How to make scuba diving affordable

Think of scuba diving and you think of clear, tropical waters, exotic fish, foreign travel and – ultimately – a huge bill to match. But if you’re interested in getting into this luxurious pastime, it needn’t cost the earth. Here’s our guide on how to dip your toes in the water, without watching your finances plunge.

Forget exotic locations

If you think scuba diving means a trip to Thailand, think again. While you may wish to venture to foreign waters eventually, there are plenty of places to develop your skills back in Britain. Learning to dive usually starts in the safe waters of a swimming pool, so Google local Dive Schools and save a fortune on travel.

But be flexible

While cutting out international travel makes sense, be prepared to buy a train ticket or tank of petrol to get to your classes. Sites like Groupon or Wowcher often advertise offers of up to 70% discount on diving courses, so if you’re open on location you could save a fortune.

Don’t splash out on gear

With scuba diving equipment priced at a premium, beginners would be well advised to stick to hiring the necessary kit. Many dive schools include the price of kit hire in their beginners’ courses, or hire out dive gear for around £20 per day.

Be clued up

Most dive schools offer a beginners’ session, which can come in at a reasonable £25. However, to achieve your scuba qualification, many schools charge around £500 for a Professional Association of Diving Instructors (PADI) Open Water course (which qualifies you to dive up to 18m). Prices do vary, however, so it’s worth shopping around for discounts: Learn to Dive offers the course for £325 per person if two friends sign up together and Above and Below offers the PADI Open Water course for £350.

Be prepared

To participate in a PADI diving course, you have to be able to swim 200m, tread water for 10 minutes and be in good physical health. So, if you’re feeling a little rusty, or you haven’t swum for a while, it’s best to work on your general fitness before taking the plunge.

Be careful

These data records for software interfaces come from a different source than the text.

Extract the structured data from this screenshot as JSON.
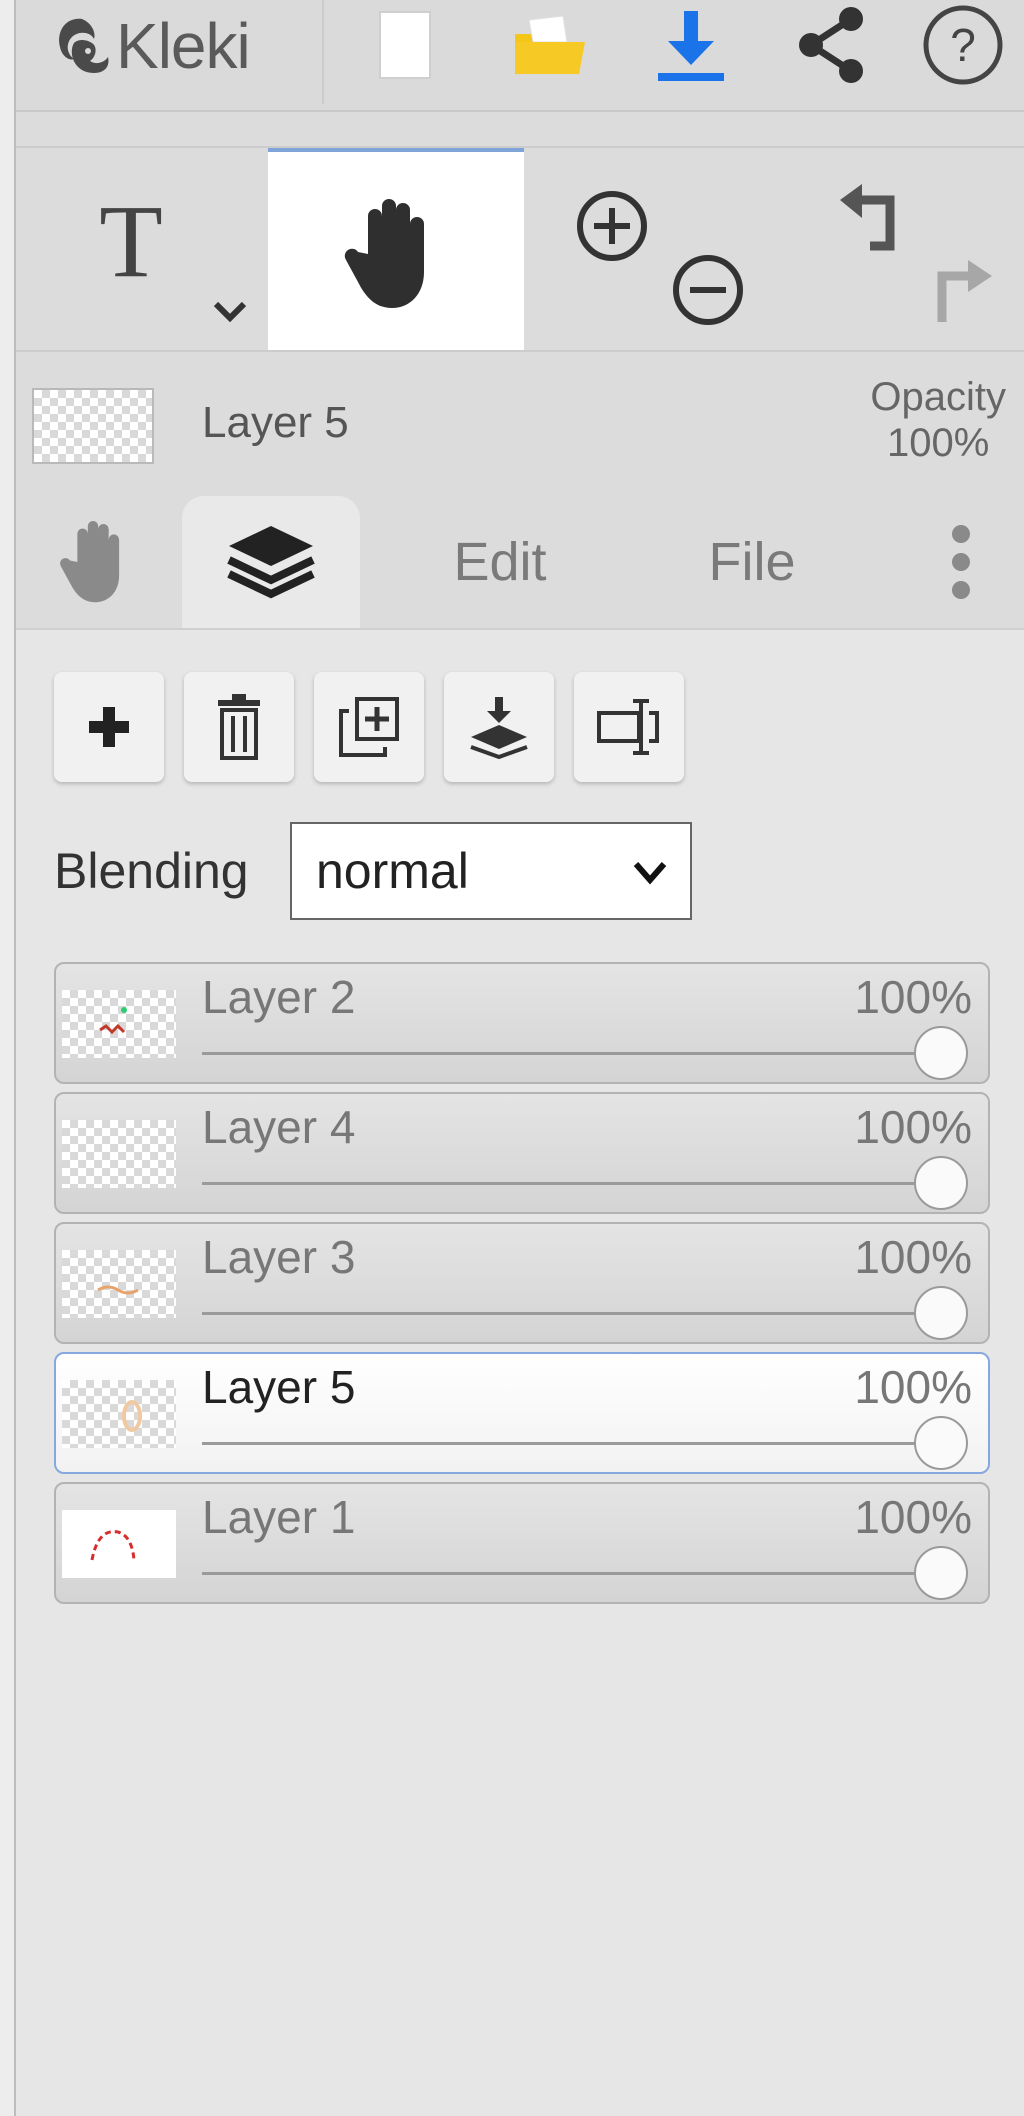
{
  "app": {
    "name": "Kleki"
  },
  "icons": {
    "logo": "kleki-squirrel-logo",
    "new": "new-page-icon",
    "open": "folder-icon",
    "download": "download-icon",
    "share": "share-icon",
    "help": "help-icon",
    "text_tool": "text-tool-icon",
    "hand_tool": "hand-icon",
    "zoom_in": "zoom-in-icon",
    "zoom_out": "zoom-out-icon",
    "undo": "undo-icon",
    "redo": "redo-icon",
    "tab_hand": "hand-icon",
    "tab_layers": "layers-icon",
    "more": "more-vertical-icon",
    "add": "plus-icon",
    "delete": "trash-icon",
    "duplicate": "duplicate-icon",
    "merge": "merge-down-icon",
    "rename": "rename-icon"
  },
  "colors": {
    "accent_blue": "#1a73e8",
    "folder_yellow": "#f5c518",
    "selected_border": "#86a8df"
  },
  "current_layer": {
    "name": "Layer 5",
    "opacity_label": "Opacity",
    "opacity_value": "100%"
  },
  "tabs": {
    "edit": "Edit",
    "file": "File"
  },
  "blending": {
    "label": "Blending",
    "value": "normal"
  },
  "layers": [
    {
      "name": "Layer 2",
      "opacity": "100%",
      "selected": false
    },
    {
      "name": "Layer 4",
      "opacity": "100%",
      "selected": false
    },
    {
      "name": "Layer 3",
      "opacity": "100%",
      "selected": false
    },
    {
      "name": "Layer 5",
      "opacity": "100%",
      "selected": true
    },
    {
      "name": "Layer 1",
      "opacity": "100%",
      "selected": false
    }
  ]
}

While we’re all about saving the pennies, make sure the course you invest in is worth the paper it’s printed on. The main diving certification boards in the UK are Professional Association of Diving Instructors (PADI), British Sub-Aqua Club (BSAC) and Scuba School International (SSI), so check your club’s credentials before diving in.